┌─ Records supplied

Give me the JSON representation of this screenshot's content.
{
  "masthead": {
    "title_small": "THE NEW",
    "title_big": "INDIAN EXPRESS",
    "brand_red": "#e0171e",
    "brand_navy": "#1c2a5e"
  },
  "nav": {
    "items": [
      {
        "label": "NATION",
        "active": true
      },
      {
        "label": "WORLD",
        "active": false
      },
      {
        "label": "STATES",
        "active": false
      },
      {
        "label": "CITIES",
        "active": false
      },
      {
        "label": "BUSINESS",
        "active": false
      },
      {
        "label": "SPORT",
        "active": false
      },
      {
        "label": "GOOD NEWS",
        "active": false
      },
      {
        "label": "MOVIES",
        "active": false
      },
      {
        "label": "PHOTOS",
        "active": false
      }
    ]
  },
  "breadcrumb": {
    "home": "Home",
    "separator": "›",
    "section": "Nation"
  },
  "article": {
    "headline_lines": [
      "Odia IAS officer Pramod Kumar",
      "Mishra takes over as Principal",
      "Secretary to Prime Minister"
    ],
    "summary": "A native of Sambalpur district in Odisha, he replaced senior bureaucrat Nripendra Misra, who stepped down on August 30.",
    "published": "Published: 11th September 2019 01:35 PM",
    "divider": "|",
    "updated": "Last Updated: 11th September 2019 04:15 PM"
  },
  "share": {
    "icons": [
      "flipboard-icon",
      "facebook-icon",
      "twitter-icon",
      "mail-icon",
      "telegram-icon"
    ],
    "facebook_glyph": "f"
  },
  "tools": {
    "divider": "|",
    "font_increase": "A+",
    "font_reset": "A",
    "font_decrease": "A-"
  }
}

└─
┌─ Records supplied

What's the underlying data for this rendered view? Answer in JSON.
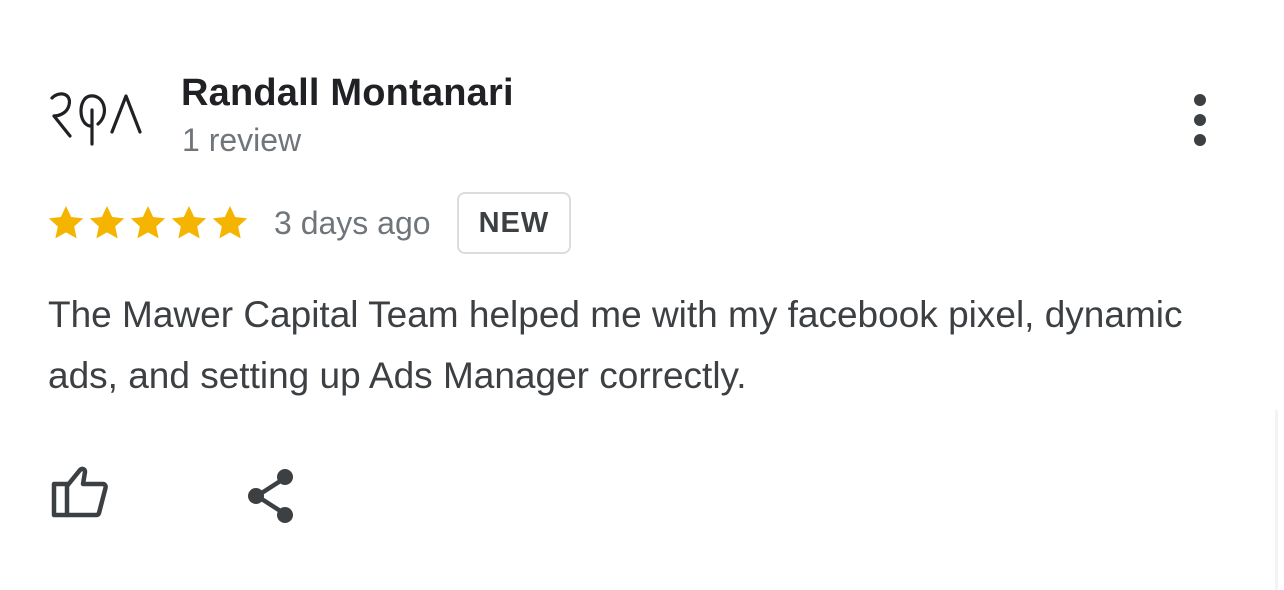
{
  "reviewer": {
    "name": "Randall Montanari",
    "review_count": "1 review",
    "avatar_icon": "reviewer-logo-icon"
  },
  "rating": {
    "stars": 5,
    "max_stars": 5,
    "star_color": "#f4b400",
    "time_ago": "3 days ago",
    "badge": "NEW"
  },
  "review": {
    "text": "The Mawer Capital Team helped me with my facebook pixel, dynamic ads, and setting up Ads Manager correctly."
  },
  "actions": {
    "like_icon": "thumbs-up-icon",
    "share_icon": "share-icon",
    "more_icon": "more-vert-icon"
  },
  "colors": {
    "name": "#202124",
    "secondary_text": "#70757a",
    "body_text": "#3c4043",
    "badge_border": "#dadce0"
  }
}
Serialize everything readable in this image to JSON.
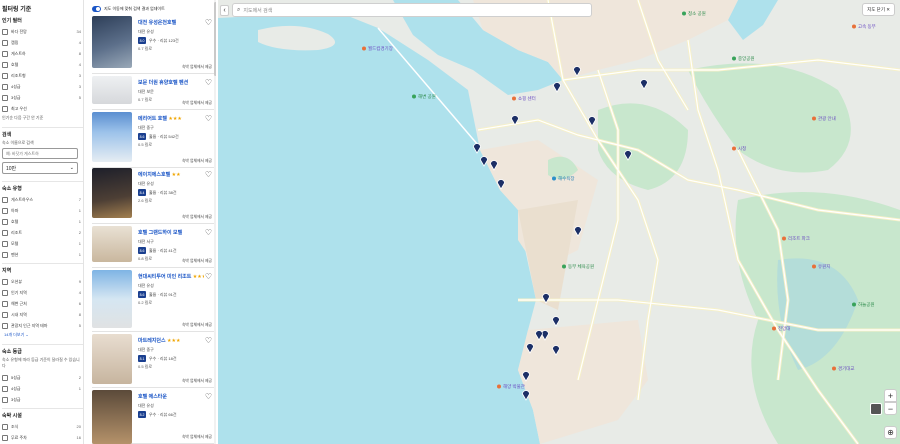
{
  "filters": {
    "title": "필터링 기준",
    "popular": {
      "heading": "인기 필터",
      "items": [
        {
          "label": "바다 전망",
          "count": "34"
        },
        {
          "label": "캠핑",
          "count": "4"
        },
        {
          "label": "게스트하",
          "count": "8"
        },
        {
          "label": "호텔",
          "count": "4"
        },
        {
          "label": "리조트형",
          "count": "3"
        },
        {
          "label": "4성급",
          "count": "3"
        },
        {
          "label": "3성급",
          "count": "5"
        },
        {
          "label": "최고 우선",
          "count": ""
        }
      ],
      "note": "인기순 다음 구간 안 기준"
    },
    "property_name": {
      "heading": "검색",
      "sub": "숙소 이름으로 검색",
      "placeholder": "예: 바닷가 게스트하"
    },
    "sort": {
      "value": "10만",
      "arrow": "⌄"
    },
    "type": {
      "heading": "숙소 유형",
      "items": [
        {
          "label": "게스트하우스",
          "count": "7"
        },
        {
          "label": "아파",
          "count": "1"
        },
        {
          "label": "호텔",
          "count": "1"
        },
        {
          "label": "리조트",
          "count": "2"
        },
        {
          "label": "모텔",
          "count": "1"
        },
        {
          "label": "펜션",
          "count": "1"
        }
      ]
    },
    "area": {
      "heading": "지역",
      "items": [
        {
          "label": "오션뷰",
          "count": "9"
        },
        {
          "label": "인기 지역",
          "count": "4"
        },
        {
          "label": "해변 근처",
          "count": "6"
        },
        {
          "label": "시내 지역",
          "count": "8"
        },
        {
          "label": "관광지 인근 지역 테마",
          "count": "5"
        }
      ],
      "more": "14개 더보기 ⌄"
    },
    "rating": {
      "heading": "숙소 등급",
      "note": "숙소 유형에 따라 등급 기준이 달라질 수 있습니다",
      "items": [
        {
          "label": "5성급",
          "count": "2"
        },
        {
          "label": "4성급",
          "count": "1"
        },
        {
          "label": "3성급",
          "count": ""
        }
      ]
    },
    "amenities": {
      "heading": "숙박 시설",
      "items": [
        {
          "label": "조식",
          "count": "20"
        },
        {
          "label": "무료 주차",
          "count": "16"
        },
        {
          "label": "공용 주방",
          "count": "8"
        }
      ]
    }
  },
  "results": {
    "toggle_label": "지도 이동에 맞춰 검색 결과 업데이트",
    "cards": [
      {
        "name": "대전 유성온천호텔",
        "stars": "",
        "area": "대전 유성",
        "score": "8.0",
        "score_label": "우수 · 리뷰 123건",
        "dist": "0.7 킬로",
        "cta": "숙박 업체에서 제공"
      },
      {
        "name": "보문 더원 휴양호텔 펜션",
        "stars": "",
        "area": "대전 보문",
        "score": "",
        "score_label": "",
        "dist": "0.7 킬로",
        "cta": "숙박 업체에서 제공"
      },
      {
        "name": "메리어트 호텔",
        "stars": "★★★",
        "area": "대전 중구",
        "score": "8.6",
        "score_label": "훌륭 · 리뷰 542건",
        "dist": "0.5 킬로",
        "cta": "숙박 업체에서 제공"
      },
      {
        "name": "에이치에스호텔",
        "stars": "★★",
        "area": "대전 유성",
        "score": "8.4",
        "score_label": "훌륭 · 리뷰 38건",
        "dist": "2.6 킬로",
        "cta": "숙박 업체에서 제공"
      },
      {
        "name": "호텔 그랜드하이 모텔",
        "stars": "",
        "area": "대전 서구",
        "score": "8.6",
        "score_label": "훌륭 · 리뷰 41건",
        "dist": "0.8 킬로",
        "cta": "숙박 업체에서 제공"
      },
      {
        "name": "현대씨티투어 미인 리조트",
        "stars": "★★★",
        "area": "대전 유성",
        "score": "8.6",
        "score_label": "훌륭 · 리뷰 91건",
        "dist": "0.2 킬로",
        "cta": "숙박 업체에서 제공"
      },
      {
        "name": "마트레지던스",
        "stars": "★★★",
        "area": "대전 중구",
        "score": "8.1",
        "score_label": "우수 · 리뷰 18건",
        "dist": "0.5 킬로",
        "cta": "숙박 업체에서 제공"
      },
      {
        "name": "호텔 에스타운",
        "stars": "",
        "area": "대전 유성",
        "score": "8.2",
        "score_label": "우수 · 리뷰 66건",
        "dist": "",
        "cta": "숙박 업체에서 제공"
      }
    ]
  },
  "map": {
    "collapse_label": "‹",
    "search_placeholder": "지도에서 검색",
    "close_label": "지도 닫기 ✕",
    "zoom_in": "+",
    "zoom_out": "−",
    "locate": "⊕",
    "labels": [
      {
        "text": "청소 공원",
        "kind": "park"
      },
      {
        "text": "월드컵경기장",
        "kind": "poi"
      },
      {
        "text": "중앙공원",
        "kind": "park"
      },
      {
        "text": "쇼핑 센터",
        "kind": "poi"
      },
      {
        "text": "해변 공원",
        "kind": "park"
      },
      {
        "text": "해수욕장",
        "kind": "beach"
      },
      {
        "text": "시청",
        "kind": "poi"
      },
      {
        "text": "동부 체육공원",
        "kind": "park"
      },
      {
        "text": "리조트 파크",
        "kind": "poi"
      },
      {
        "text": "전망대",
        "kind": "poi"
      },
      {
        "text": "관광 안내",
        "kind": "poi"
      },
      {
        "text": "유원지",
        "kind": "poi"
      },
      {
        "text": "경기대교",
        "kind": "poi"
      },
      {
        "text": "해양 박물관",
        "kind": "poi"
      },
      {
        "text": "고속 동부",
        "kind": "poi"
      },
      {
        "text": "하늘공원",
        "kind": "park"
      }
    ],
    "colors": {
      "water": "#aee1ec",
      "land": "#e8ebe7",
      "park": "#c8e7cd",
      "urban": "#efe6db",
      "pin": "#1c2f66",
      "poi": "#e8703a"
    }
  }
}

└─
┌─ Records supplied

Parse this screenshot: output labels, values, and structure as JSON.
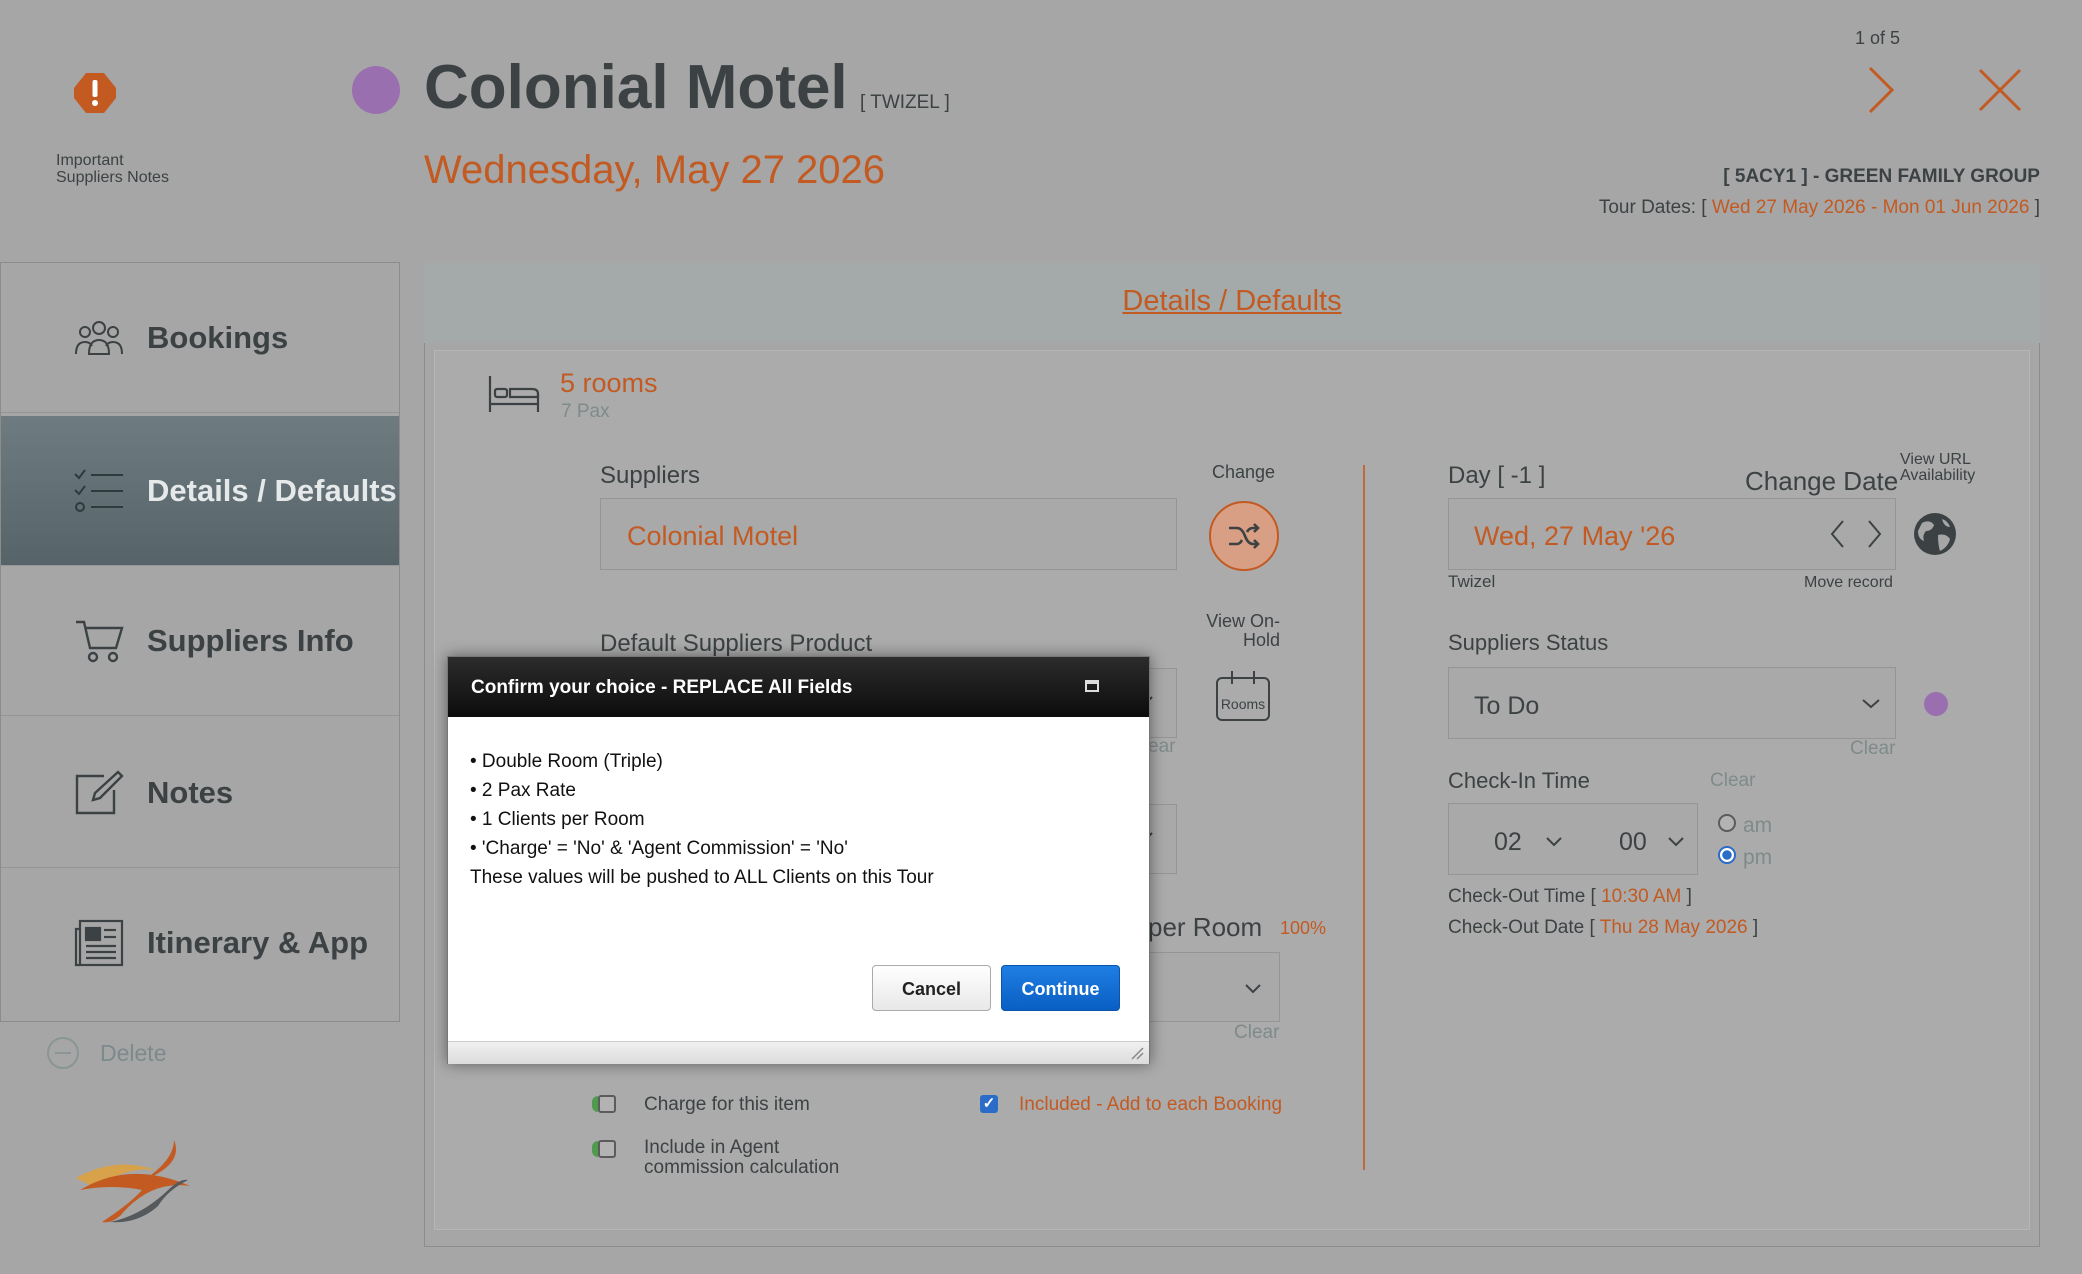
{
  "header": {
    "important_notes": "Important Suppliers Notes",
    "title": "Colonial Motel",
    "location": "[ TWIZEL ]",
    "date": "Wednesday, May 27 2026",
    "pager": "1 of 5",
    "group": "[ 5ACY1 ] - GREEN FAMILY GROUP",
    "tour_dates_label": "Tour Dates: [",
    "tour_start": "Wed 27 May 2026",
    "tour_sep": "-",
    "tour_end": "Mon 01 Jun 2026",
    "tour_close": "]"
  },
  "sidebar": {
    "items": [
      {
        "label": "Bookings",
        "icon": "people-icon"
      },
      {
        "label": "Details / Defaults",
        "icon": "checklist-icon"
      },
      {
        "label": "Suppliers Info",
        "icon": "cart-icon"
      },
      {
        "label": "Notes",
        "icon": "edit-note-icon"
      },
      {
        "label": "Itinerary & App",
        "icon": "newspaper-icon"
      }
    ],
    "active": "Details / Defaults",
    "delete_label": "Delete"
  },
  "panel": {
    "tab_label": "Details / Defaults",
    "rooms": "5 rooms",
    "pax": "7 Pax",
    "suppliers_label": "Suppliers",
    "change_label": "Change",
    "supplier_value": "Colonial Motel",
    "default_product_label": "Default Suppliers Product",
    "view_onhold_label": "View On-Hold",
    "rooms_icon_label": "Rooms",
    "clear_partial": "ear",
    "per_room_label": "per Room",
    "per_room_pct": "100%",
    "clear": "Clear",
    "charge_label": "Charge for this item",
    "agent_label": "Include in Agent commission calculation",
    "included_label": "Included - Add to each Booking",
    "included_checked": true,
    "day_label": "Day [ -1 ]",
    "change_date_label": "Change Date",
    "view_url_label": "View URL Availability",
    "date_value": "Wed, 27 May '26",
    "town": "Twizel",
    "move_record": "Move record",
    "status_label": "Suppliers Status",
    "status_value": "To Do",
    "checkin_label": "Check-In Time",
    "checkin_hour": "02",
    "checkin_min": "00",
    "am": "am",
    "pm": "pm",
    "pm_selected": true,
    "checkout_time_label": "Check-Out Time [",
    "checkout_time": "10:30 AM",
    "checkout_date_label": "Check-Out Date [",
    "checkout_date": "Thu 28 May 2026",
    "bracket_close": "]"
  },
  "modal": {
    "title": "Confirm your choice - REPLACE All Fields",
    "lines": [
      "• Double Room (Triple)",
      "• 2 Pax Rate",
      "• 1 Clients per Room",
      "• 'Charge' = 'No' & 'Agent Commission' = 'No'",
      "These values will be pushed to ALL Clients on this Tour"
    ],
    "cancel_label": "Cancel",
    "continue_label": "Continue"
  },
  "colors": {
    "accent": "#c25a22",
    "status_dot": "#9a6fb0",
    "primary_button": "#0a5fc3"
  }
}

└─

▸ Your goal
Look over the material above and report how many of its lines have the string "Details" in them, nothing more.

▸ Your solution
3